──────── RECORDS TO PROCESS ────────

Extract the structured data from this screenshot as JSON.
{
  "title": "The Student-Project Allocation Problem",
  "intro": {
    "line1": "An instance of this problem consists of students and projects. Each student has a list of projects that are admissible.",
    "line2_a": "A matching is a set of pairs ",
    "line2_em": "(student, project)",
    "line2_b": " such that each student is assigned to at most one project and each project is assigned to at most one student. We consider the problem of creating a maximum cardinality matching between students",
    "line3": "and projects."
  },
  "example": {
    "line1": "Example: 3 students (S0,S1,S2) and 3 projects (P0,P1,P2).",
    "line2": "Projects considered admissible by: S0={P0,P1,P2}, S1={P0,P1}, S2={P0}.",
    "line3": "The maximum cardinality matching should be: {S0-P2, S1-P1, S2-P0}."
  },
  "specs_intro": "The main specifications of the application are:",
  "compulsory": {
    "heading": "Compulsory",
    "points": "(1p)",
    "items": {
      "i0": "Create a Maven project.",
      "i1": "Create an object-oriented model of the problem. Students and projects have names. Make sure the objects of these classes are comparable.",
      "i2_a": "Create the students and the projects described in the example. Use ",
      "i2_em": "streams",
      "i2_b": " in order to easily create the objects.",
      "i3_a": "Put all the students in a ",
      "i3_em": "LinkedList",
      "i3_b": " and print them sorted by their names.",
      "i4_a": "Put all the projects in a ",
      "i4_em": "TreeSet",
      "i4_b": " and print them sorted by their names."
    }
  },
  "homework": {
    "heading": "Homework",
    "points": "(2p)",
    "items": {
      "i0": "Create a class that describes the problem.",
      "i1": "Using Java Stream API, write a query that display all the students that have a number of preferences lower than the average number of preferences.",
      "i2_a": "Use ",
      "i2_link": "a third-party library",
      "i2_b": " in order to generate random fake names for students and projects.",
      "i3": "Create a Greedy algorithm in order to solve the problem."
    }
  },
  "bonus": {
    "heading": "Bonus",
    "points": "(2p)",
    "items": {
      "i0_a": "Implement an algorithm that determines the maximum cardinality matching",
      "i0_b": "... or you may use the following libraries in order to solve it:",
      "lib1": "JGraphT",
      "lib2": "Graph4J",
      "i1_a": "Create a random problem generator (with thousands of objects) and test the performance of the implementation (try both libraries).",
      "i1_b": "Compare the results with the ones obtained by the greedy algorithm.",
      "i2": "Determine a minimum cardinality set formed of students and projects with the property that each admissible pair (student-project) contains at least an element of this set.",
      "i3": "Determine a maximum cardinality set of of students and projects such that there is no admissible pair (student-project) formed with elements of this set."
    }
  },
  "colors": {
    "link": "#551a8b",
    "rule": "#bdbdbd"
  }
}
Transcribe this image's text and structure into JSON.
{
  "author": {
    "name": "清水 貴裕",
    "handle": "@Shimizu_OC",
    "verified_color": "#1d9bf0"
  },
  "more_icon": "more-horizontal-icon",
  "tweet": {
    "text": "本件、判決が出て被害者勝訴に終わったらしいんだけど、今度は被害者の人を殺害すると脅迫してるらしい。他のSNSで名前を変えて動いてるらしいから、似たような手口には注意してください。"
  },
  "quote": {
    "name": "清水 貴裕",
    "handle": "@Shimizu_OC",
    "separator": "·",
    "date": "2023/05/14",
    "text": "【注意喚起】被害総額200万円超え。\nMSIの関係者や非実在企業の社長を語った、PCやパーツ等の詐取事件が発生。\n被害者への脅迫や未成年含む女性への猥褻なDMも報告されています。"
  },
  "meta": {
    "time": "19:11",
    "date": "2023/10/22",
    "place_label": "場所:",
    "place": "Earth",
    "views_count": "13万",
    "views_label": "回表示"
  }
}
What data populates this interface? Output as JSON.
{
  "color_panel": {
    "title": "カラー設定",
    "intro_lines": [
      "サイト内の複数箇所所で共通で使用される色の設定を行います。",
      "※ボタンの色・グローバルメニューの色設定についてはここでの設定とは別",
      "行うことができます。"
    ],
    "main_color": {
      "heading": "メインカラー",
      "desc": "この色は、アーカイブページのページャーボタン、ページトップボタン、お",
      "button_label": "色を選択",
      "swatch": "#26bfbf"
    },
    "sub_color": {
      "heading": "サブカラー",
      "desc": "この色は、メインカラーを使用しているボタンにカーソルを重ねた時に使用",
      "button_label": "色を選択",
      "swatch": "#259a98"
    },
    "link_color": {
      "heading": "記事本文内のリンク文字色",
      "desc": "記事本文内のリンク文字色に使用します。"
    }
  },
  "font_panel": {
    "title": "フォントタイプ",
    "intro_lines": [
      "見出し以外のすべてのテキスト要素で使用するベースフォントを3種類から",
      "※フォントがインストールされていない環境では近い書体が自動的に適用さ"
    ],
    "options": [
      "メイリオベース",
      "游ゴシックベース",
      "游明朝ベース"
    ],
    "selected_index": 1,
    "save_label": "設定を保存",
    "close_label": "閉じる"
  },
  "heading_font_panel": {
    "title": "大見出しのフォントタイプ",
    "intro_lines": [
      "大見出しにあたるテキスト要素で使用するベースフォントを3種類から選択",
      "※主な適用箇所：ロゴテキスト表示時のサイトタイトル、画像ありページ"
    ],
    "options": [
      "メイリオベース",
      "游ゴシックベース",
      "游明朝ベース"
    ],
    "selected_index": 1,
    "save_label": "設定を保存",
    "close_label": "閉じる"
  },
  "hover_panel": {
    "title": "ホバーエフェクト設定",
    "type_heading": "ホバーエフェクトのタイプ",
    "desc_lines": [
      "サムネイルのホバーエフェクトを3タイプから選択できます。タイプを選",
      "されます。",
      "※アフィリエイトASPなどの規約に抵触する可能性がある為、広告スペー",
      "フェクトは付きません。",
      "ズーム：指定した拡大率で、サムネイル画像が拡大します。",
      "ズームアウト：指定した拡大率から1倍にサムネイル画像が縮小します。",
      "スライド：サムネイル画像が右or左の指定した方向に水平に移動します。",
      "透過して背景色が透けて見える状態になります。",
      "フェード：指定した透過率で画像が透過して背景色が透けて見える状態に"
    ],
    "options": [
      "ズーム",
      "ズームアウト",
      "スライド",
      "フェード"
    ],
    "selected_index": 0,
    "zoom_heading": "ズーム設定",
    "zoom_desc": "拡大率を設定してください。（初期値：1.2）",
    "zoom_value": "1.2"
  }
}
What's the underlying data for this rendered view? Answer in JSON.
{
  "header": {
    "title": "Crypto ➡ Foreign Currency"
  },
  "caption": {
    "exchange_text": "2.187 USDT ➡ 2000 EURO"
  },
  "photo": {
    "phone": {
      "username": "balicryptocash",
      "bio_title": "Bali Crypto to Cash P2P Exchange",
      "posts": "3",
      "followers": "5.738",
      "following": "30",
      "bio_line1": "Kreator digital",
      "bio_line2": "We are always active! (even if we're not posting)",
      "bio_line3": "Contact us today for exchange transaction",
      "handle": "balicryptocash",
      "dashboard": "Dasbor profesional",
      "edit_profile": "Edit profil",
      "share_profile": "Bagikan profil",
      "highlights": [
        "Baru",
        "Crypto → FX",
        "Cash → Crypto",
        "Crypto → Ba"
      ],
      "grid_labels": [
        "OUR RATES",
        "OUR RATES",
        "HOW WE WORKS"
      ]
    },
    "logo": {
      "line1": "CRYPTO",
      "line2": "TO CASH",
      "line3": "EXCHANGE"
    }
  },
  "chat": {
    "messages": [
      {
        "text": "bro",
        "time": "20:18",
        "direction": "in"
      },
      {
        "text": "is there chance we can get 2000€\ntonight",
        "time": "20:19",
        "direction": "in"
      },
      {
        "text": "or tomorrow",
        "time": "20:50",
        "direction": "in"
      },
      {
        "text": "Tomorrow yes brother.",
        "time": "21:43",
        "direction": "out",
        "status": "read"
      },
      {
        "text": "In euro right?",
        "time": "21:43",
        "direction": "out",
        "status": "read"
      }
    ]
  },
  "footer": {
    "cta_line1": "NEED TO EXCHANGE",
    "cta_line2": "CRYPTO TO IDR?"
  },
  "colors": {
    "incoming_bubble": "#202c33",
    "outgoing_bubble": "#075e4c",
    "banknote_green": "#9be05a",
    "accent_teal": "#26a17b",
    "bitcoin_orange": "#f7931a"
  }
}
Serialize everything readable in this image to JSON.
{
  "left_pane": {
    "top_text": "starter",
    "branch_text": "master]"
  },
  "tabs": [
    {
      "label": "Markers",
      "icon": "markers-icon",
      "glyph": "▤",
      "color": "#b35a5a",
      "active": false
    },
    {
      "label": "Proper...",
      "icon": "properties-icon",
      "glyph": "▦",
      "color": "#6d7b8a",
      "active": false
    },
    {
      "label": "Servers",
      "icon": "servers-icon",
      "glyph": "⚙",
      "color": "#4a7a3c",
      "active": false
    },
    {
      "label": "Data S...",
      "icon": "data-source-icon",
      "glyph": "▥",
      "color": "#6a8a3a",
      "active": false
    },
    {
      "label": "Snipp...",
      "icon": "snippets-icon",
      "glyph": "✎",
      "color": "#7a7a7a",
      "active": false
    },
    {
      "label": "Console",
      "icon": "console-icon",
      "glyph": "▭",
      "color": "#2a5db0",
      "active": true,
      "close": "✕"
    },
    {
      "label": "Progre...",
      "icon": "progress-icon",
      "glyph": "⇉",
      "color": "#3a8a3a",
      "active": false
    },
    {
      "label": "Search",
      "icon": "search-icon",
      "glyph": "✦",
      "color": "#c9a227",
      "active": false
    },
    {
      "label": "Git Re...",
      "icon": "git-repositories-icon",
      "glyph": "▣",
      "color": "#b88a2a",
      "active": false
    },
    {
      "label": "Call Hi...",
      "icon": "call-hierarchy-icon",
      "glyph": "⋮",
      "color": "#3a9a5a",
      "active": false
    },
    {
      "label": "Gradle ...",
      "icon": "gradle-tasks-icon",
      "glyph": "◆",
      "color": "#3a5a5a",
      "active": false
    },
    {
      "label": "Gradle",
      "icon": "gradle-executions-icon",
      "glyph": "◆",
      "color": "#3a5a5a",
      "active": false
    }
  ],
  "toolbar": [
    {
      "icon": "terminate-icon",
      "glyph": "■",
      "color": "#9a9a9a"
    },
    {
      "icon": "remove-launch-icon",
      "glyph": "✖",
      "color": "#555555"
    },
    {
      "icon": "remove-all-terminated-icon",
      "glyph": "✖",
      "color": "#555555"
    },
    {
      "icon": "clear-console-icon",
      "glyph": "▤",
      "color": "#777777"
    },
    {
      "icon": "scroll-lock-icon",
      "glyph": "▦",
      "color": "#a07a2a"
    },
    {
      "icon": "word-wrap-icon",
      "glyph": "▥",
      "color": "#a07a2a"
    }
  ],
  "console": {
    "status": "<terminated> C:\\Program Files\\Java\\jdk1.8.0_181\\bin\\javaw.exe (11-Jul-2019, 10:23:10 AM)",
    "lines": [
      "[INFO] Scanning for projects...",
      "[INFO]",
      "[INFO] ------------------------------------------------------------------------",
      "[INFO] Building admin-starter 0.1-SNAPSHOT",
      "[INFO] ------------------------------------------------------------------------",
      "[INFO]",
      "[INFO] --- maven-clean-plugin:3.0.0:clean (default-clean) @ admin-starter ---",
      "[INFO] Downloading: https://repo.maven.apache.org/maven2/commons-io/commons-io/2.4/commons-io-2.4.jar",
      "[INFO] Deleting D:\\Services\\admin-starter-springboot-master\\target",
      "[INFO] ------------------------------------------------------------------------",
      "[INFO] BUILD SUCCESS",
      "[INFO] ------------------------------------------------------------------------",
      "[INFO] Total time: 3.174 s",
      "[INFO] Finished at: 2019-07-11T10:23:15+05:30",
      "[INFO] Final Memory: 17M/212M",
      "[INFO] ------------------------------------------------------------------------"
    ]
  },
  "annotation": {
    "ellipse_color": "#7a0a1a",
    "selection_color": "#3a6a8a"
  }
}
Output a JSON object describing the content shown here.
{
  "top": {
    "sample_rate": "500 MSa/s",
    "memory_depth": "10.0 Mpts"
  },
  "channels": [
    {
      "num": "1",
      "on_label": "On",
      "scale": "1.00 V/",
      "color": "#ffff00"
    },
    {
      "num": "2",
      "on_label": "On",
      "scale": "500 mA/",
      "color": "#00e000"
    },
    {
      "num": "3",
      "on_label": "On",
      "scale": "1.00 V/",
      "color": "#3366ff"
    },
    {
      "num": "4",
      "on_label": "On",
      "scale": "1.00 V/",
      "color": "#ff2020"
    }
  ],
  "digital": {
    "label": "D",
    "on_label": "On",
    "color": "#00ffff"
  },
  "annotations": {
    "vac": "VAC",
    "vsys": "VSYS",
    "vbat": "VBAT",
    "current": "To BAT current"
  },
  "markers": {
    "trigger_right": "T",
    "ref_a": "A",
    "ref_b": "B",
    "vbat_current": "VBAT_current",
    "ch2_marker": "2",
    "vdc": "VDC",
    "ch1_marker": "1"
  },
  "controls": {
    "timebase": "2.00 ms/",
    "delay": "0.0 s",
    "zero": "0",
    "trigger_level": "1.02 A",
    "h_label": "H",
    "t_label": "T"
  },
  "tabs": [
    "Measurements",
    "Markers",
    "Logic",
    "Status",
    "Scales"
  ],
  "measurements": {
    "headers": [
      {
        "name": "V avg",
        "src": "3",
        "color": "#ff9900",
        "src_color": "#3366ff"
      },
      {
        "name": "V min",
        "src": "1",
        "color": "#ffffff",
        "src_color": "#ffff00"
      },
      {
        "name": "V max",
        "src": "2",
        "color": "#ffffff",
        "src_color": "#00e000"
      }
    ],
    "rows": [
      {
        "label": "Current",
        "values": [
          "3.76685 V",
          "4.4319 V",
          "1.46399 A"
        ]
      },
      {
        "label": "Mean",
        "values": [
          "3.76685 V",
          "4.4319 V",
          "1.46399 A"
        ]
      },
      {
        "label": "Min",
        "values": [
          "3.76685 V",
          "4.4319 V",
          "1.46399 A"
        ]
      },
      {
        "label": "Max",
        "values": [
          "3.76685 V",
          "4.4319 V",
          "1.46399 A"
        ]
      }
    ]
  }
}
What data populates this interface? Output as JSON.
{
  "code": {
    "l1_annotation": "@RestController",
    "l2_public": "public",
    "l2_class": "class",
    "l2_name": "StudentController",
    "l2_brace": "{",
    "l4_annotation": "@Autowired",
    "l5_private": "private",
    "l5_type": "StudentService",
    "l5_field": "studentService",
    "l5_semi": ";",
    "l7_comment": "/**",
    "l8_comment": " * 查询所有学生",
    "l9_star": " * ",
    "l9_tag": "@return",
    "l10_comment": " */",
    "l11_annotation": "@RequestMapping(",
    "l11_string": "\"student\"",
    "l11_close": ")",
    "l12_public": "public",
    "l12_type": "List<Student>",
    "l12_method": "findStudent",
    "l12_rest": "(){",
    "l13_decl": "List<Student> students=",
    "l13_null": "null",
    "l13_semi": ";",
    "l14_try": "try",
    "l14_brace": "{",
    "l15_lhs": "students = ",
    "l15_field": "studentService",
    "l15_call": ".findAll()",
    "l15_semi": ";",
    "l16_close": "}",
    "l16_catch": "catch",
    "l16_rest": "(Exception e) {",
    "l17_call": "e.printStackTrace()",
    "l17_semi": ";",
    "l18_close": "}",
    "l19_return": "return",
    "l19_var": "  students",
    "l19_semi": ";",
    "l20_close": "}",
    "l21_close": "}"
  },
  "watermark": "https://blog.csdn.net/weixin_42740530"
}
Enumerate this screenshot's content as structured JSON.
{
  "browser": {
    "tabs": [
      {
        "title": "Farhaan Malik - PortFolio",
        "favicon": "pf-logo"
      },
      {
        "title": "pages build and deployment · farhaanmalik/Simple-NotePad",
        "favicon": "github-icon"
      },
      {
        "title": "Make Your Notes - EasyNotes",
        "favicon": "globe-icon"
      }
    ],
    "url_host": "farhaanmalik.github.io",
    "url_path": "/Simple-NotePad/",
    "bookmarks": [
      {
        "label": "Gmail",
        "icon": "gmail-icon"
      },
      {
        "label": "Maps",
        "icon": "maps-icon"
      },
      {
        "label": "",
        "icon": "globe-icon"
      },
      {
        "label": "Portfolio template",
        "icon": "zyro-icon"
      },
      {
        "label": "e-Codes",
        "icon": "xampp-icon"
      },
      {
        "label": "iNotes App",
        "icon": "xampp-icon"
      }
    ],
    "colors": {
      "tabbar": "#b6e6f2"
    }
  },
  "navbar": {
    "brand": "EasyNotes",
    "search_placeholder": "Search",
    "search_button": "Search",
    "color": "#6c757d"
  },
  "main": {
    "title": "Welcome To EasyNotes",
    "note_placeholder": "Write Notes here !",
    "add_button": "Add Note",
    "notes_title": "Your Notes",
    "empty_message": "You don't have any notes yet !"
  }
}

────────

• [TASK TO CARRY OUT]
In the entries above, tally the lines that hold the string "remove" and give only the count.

• [ANSWER SPACE]
2